ABOUT THIS EXERCISE =>
The listing below must be returned in full and unchanged, without the images it carries.

PROVIDED ENTRIES =>

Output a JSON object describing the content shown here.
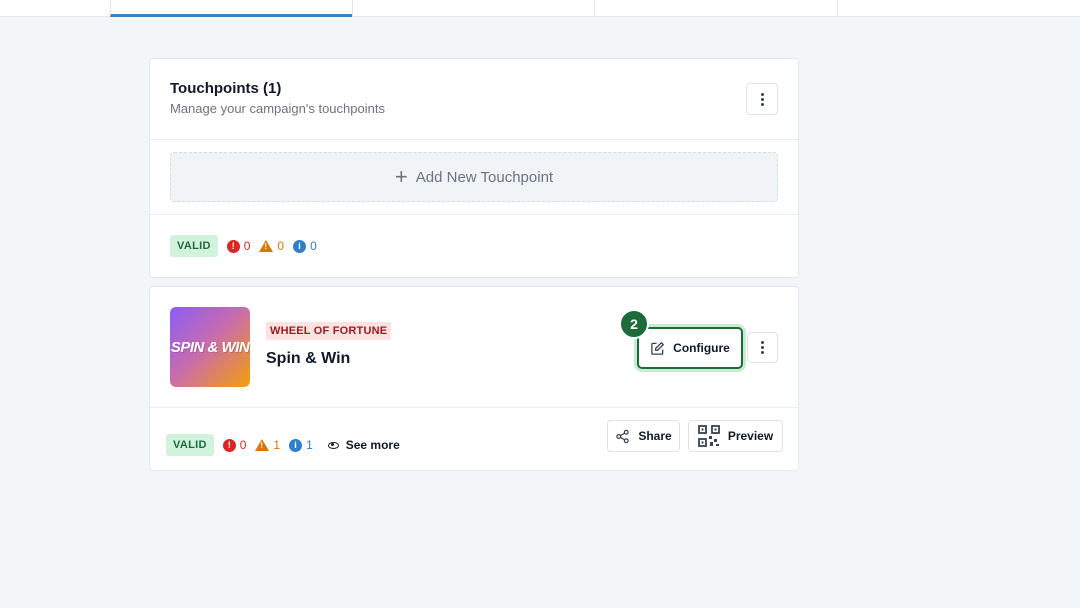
{
  "tabs": [
    {
      "label": "",
      "active": true
    },
    {
      "label": "",
      "active": false
    },
    {
      "label": "",
      "active": false
    },
    {
      "label": "",
      "active": false
    }
  ],
  "touchpoints_card": {
    "title": "Touchpoints (1)",
    "subtitle": "Manage your campaign's touchpoints",
    "menu_icon": "kebab-menu-icon",
    "add_label": "Add New Touchpoint",
    "status": {
      "badge": "VALID",
      "errors": "0",
      "warnings": "0",
      "infos": "0"
    }
  },
  "touchpoint": {
    "thumbnail_text": "SPIN & WIN",
    "type": "WHEEL OF FORTUNE",
    "name": "Spin & Win",
    "step_number": "2",
    "configure_label": "Configure",
    "status": {
      "badge": "VALID",
      "errors": "0",
      "warnings": "1",
      "infos": "1",
      "see_more": "See more"
    },
    "share_label": "Share",
    "preview_label": "Preview"
  },
  "colors": {
    "accent_tab": "#3b82c4",
    "valid_bg": "#d1f2dc",
    "valid_text": "#1e6b3a",
    "error": "#dc2626",
    "warning": "#d97706",
    "info": "#2f7fc9",
    "step_badge": "#1e6b3a",
    "type_badge_bg": "#fde2e2",
    "type_badge_text": "#9b1c1c"
  }
}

EXERCISE RESPONSE =>
Output a JSON object describing the content shown here.
{
  "tabs": [
    {
      "label": "",
      "active": true
    },
    {
      "label": "",
      "active": false
    },
    {
      "label": "",
      "active": false
    },
    {
      "label": "",
      "active": false
    }
  ],
  "touchpoints_card": {
    "title": "Touchpoints (1)",
    "subtitle": "Manage your campaign's touchpoints",
    "menu_icon": "kebab-menu-icon",
    "add_label": "Add New Touchpoint",
    "status": {
      "badge": "VALID",
      "errors": "0",
      "warnings": "0",
      "infos": "0"
    }
  },
  "touchpoint": {
    "thumbnail_text": "SPIN & WIN",
    "type": "WHEEL OF FORTUNE",
    "name": "Spin & Win",
    "step_number": "2",
    "configure_label": "Configure",
    "status": {
      "badge": "VALID",
      "errors": "0",
      "warnings": "1",
      "infos": "1",
      "see_more": "See more"
    },
    "share_label": "Share",
    "preview_label": "Preview"
  },
  "colors": {
    "accent_tab": "#3b82c4",
    "valid_bg": "#d1f2dc",
    "valid_text": "#1e6b3a",
    "error": "#dc2626",
    "warning": "#d97706",
    "info": "#2f7fc9",
    "step_badge": "#1e6b3a",
    "type_badge_bg": "#fde2e2",
    "type_badge_text": "#9b1c1c"
  }
}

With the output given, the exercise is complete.